Jesus Unrolls the Book in the Synagogue (1886-1894), James Tissot (1836-1902)
4 thoughts on “Fulfillment”
This made me smile so much!! I’ve never thought of my story being in any way connected to Jesus’ story!!! We all loved our stories handed down from our elders. I got Joy from them, but I don’t think it would equate to anything like the JOY that Mary had over her amazing son!! I finally got smart and began writing the stories down that my elders passed down. So I guess all of our stories ARE extensions of God and Mary’s story… which is really incredible when you stop and think about it. Our stories stand the test of time.

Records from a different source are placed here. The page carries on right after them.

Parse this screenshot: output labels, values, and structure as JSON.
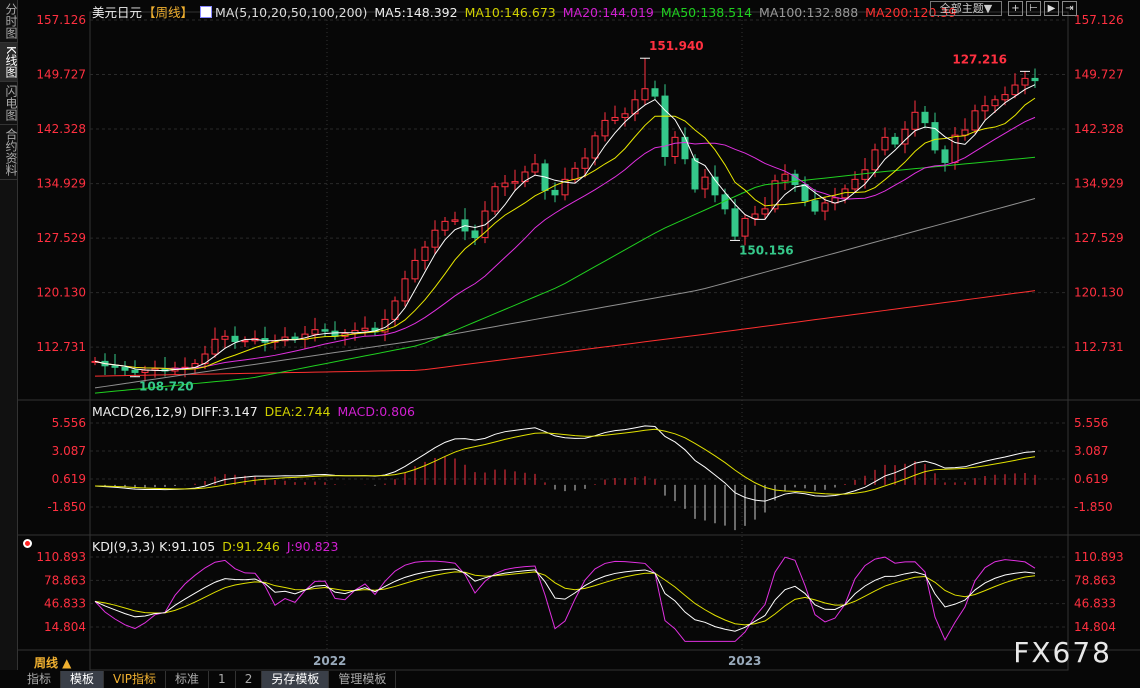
{
  "sidebar": {
    "tabs": [
      "分时图",
      "K线图",
      "闪电图",
      "合约资料"
    ],
    "active": 1
  },
  "header": {
    "symbol": "美元日元",
    "period": "【周线】",
    "ma_label": "MA(5,10,20,50,100,200)",
    "ma5": "MA5:148.392",
    "ma10": "MA10:146.673",
    "ma20": "MA20:144.019",
    "ma50": "MA50:138.514",
    "ma100": "MA100:132.888",
    "ma200": "MA200:120.39",
    "theme_button": "全部主题▼"
  },
  "macd_header": {
    "title": "MACD(26,12,9)",
    "diff": "DIFF:3.147",
    "dea": "DEA:2.744",
    "macd": "MACD:0.806"
  },
  "kdj_header": {
    "title": "KDJ(9,3,3)",
    "k": "K:91.105",
    "d": "D:91.246",
    "j": "J:90.823"
  },
  "colors": {
    "up": "#ff3040",
    "down": "#35c88a",
    "ma5": "#ffffff",
    "ma10": "#e8e800",
    "ma20": "#e030e0",
    "ma50": "#20d020",
    "ma100": "#909090",
    "ma200": "#ff3030"
  },
  "footer": {
    "period": "周线 ▲",
    "years": [
      "2022",
      "2023"
    ],
    "tabs": [
      "指标",
      "模板",
      "VIP指标",
      "标准",
      "1",
      "2",
      "另存模板",
      "管理模板"
    ],
    "watermark": "FX678"
  },
  "chart_data": {
    "type": "candlestick",
    "price_axis": {
      "ticks": [
        157.126,
        149.727,
        142.328,
        134.929,
        127.529,
        120.13,
        112.731
      ]
    },
    "macd_axis": {
      "ticks": [
        5.556,
        3.087,
        0.619,
        -1.85
      ]
    },
    "kdj_axis": {
      "ticks": [
        110.893,
        78.863,
        46.833,
        14.804
      ]
    },
    "annotations": [
      {
        "text": "151.940",
        "type": "high"
      },
      {
        "text": "127.216",
        "type": "low"
      },
      {
        "text": "150.156",
        "type": "high"
      },
      {
        "text": "108.720",
        "type": "low"
      }
    ],
    "closes": [
      110.8,
      110.2,
      110.0,
      109.6,
      109.3,
      109.6,
      109.8,
      109.5,
      109.9,
      110.0,
      110.5,
      111.8,
      113.8,
      114.2,
      113.5,
      113.6,
      113.9,
      113.4,
      113.6,
      114.1,
      113.8,
      114.5,
      115.1,
      114.9,
      114.2,
      114.6,
      115.0,
      115.3,
      114.8,
      116.5,
      119.0,
      122.0,
      124.5,
      126.3,
      128.6,
      129.8,
      130.0,
      128.5,
      127.6,
      131.2,
      134.5,
      135.0,
      135.2,
      136.5,
      137.6,
      134.0,
      133.4,
      135.5,
      137.0,
      138.4,
      141.4,
      143.5,
      143.9,
      144.4,
      146.3,
      147.8,
      146.8,
      138.6,
      141.2,
      138.3,
      134.2,
      135.8,
      133.4,
      131.5,
      127.8,
      130.2,
      130.8,
      131.5,
      135.3,
      136.2,
      134.8,
      132.6,
      131.2,
      132.3,
      133.0,
      134.2,
      135.5,
      136.8,
      139.5,
      141.2,
      140.3,
      142.3,
      144.6,
      143.2,
      139.5,
      137.8,
      141.5,
      142.2,
      144.8,
      145.5,
      146.3,
      147.0,
      148.3,
      149.2,
      148.9
    ],
    "ma50_anchors": [
      [
        0,
        106.5
      ],
      [
        15.5,
        108.5
      ],
      [
        32.5,
        113
      ],
      [
        46.5,
        121
      ],
      [
        56.5,
        128.6
      ],
      [
        66.5,
        134.7
      ],
      [
        78.5,
        136.5
      ],
      [
        94,
        138.5
      ]
    ],
    "ma100_anchors": [
      [
        0,
        107.2
      ],
      [
        32.5,
        113.7
      ],
      [
        60.5,
        120.5
      ],
      [
        94,
        132.9
      ]
    ],
    "ma200_anchors": [
      [
        0,
        108.8
      ],
      [
        32.5,
        109.6
      ],
      [
        60.5,
        114.4
      ],
      [
        94,
        120.4
      ]
    ]
  }
}
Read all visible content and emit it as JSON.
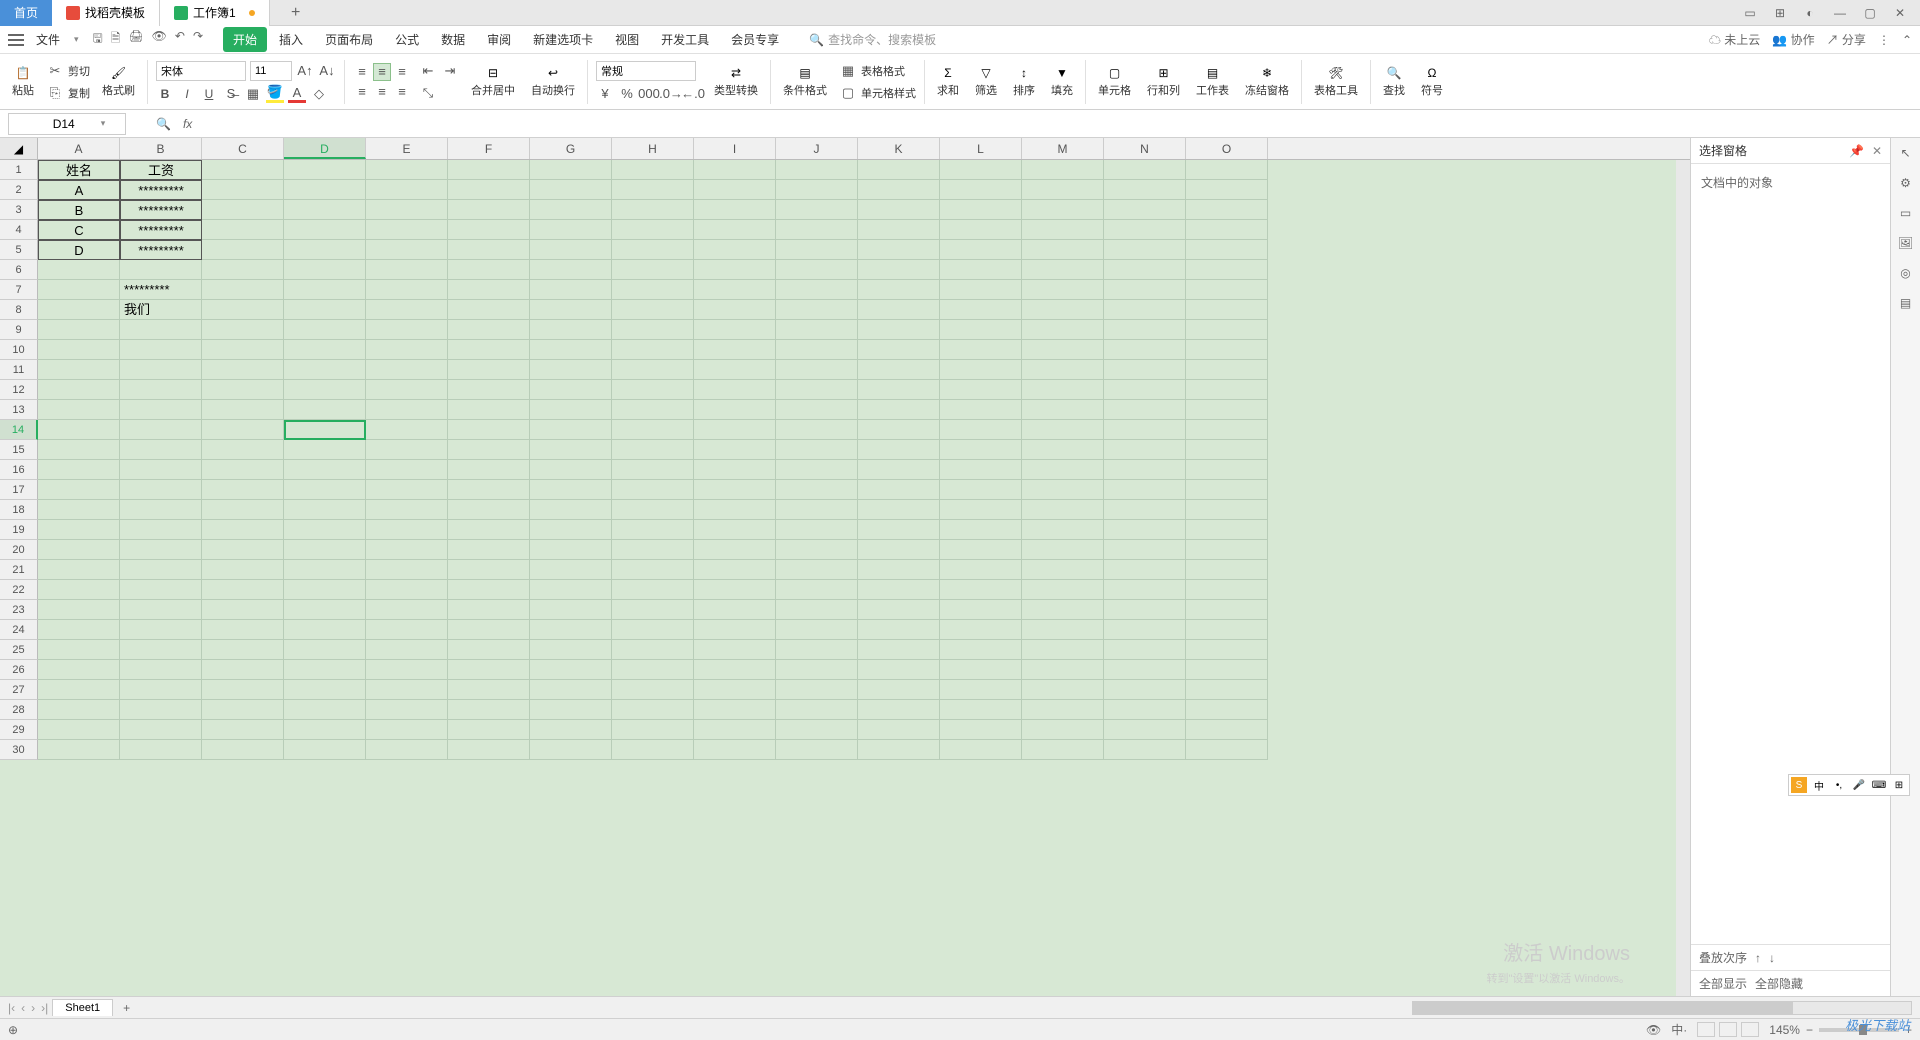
{
  "tabs": {
    "home": "首页",
    "templates": "找稻壳模板",
    "workbook": "工作簿1"
  },
  "menu": {
    "file": "文件",
    "tabs": [
      "开始",
      "插入",
      "页面布局",
      "公式",
      "数据",
      "审阅",
      "新建选项卡",
      "视图",
      "开发工具",
      "会员专享"
    ],
    "active_index": 0,
    "search_placeholder": "查找命令、搜索模板",
    "cloud": "未上云",
    "coop": "协作",
    "share": "分享"
  },
  "ribbon": {
    "paste": "粘贴",
    "cut": "剪切",
    "copy": "复制",
    "format_painter": "格式刷",
    "font_name": "宋体",
    "font_size": "11",
    "merge": "合并居中",
    "wrap": "自动换行",
    "number_format": "常规",
    "type_convert": "类型转换",
    "cond_format": "条件格式",
    "table_style": "表格格式",
    "cell_style": "单元格样式",
    "sum": "求和",
    "filter": "筛选",
    "sort": "排序",
    "fill": "填充",
    "cell": "单元格",
    "rowcol": "行和列",
    "worksheet": "工作表",
    "freeze": "冻结窗格",
    "table_tools": "表格工具",
    "find": "查找",
    "symbol": "符号"
  },
  "formula_bar": {
    "name_box": "D14"
  },
  "columns": [
    "A",
    "B",
    "C",
    "D",
    "E",
    "F",
    "G",
    "H",
    "I",
    "J",
    "K",
    "L",
    "M",
    "N",
    "O"
  ],
  "active_col_index": 3,
  "active_row": 14,
  "data_cells": {
    "header": {
      "A": "姓名",
      "B": "工资"
    },
    "rows": [
      {
        "A": "A",
        "B": "*********"
      },
      {
        "A": "B",
        "B": "*********"
      },
      {
        "A": "C",
        "B": "*********"
      },
      {
        "A": "D",
        "B": "*********"
      }
    ],
    "B7": "*********",
    "B8": "我们"
  },
  "side_pane": {
    "title": "选择窗格",
    "objects_label": "文档中的对象",
    "stack_order": "叠放次序",
    "show_all": "全部显示",
    "hide_all": "全部隐藏"
  },
  "sheet_tabs": {
    "sheet1": "Sheet1"
  },
  "status": {
    "zoom": "145%"
  },
  "watermark": {
    "line1": "激活 Windows",
    "line2": "转到\"设置\"以激活 Windows。"
  },
  "logo": "极光下载站"
}
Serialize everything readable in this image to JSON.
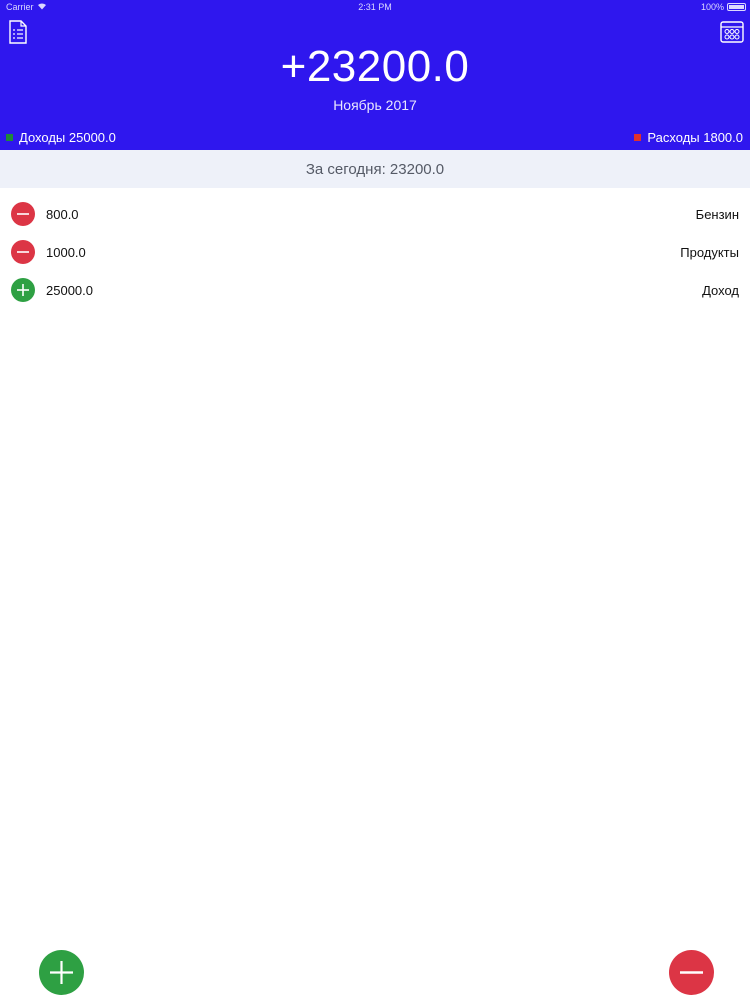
{
  "status_bar": {
    "carrier": "Carrier",
    "time": "2:31 PM",
    "battery": "100%"
  },
  "header": {
    "balance": "+23200.0",
    "period": "Ноябрь 2017",
    "income_label": "Доходы 25000.0",
    "expense_label": "Расходы 1800.0",
    "icons": {
      "left": "report-icon",
      "right": "calendar-grid-icon"
    }
  },
  "today": {
    "label": "За сегодня: 23200.0"
  },
  "transactions": [
    {
      "type": "expense",
      "amount": "800.0",
      "category": "Бензин"
    },
    {
      "type": "expense",
      "amount": "1000.0",
      "category": "Продукты"
    },
    {
      "type": "income",
      "amount": "25000.0",
      "category": "Доход"
    }
  ],
  "colors": {
    "header_bg": "#2f17ee",
    "income": "#2ea043",
    "expense": "#dc3545",
    "income_legend": "#1f8a3a",
    "expense_legend": "#e0312d",
    "today_bg": "#eef1f9"
  }
}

Is that what’s meant by God sees all and knows all because he already knows our stories??
I’ll be printing this one out!!
“Is that what’s meant by God sees all and knows all because he already knows our stories??”
As usual, for me, you, in your comments and questions express a point of view that had not occurred to me and, which, upon my thinking about it, captures an element of truth. Now, that I consider more deeply your observation, something immediately comes to mind…
That is, the seeming paradox of God, being omniscient, knowing all, therefore, knowing aforehand the course of our lives and God having granted us freewill to make our choices in the context of our daily circumstances. How can it be both? How can God know our stories before we write them and yet allow us to write them? ‘Tis a mystery, I think. A delicious mystery over which to feast for time on end!
Much love back to you!
I sure am glad you didn’t think my question was crazy!!! Kinda cool that it’s a mystery. I think I like it that way.
Think your question was crazy? Not a chance. Truth is, I’ve come to believe that there are no crazy (or stupid, as in “I know this is a stupid question, but…”) questions when the inquirer is sincere and has an earnest desire to know. And as for mystery, yep, I believe that there are some things we simply cannot know. However, that – not being able to comprehend a thing with any assurance – does not and cannot keep us from our wonderments about it and, therefore, our asking questions.
So, I say to us: Carry on!